_To do_
Pull every line holding the word "title" from the data below and copy it.

[Data Boundary: Start]

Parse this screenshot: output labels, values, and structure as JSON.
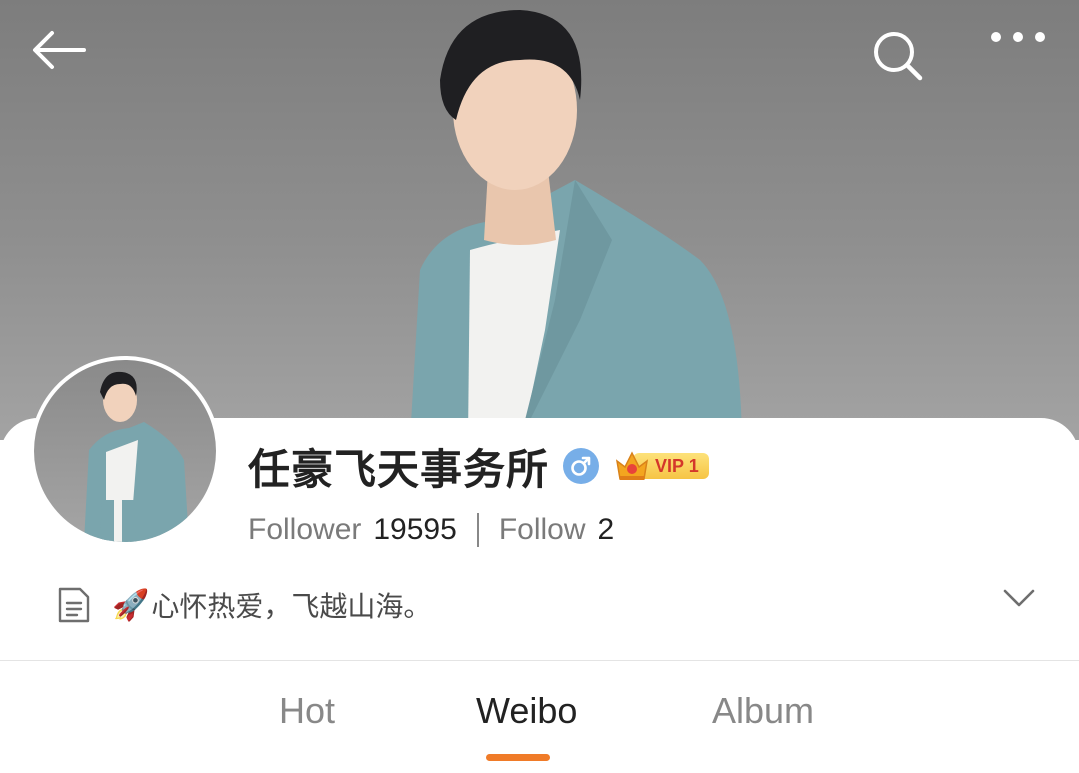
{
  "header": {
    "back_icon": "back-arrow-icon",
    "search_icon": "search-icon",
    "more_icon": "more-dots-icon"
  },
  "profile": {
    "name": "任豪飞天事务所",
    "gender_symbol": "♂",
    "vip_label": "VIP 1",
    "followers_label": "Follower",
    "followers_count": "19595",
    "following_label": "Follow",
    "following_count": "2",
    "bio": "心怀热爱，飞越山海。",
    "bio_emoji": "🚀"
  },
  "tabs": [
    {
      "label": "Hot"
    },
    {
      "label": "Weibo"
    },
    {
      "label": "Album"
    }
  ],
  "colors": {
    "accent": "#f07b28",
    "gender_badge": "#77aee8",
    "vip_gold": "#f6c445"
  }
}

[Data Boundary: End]
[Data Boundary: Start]

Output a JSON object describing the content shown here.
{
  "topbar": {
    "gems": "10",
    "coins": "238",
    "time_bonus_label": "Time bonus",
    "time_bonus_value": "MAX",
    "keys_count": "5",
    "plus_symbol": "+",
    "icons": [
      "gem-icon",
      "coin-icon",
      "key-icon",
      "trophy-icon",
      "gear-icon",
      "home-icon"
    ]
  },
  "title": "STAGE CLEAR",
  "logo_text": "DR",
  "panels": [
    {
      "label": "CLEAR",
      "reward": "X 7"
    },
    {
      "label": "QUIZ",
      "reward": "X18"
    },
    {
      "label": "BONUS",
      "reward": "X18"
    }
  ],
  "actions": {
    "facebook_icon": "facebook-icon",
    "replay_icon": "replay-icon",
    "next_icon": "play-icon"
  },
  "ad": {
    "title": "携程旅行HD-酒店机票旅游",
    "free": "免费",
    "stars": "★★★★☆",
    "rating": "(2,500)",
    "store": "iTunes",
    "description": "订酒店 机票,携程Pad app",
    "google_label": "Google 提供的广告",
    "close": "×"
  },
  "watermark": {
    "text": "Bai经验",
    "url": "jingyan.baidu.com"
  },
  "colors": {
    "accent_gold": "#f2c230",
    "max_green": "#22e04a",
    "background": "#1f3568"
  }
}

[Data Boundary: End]

_Finished exercise_
  "title": "STAGE CLEAR",
    "title": "携程旅行HD-酒店机票旅游",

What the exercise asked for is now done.